One to watch: Lee Seung-woo
For much of his early career, Lee was known as the “Korean Messi”. Such comparisons were inevitable: he had prodigious skills, an ability to find the back of the net, and he played for Barcelona. Oh, and he was in his mid-teens. Lee has been known as a future star ever since he signed for the Spanish giants at just 12, but his selection for the World Cup was a shock despite his domination of youth football. Now he’s here, he could be very influential.
The Taeguk Warriors may struggle, especially with injuries to some key players, but they do have plenty of talent. Son is a very good forward, and Hwang, Lee Seung-woo and Lee Jae-sung could provide a handy boost. They could be interesting to watch.
Likely Team (4-4-2): Kim Seung-gyu; Lee Yong, Jang Hyun-soo, Yun Young-sun, Park Joo-ho; Lee Seung-woo, Ki Sung-yueng, Jung Woo-young, Lee Jae-sung; Hwang Hee-chan, Son Heung-min.

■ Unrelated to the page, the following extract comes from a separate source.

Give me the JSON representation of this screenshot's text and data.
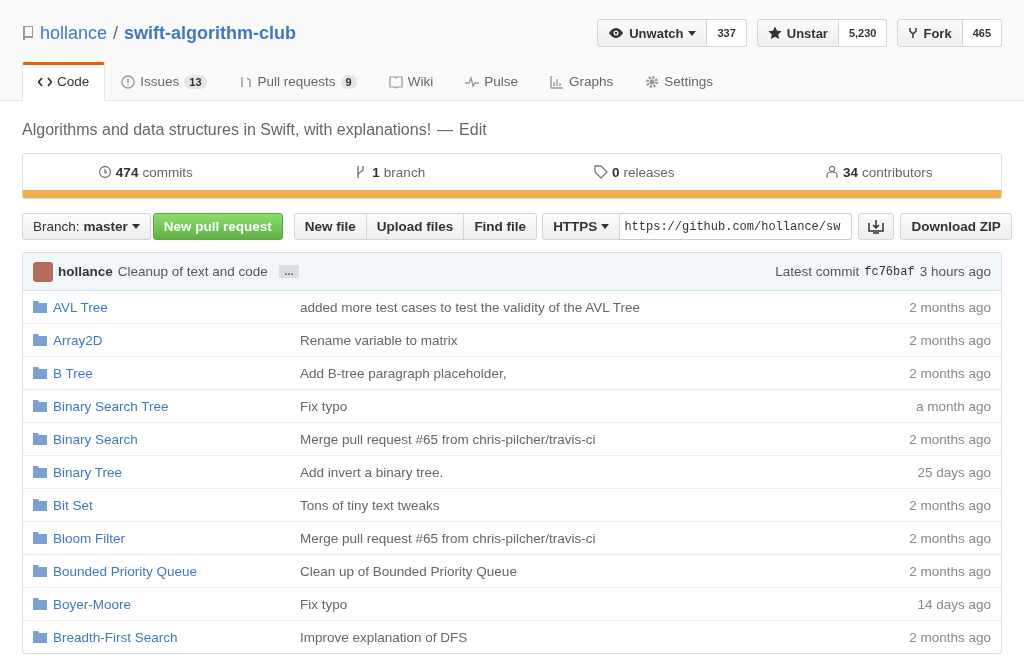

Aside from the Germans, who are almost guaranteed to progress, this will be a very competitive group. Mexico and Sweden would naturally be expected to battle it out for second place, but their issues (Mexico with fitness, Sweden with form) could open the door for a South Korean team that could be a surprise package in Russia. The South Koreans’ inability to settle on a formation is likely to hold them back, but a win over Sweden in their first game is definitely a possibility and would set them well on the path to progression. In a tight race, the Mexicans’ quality and experience may just set them apart, but they are not going to have it easy against any of their group stage opponents.
1. Germany, 2. Mexico, 3. Sweden, 4. South Korea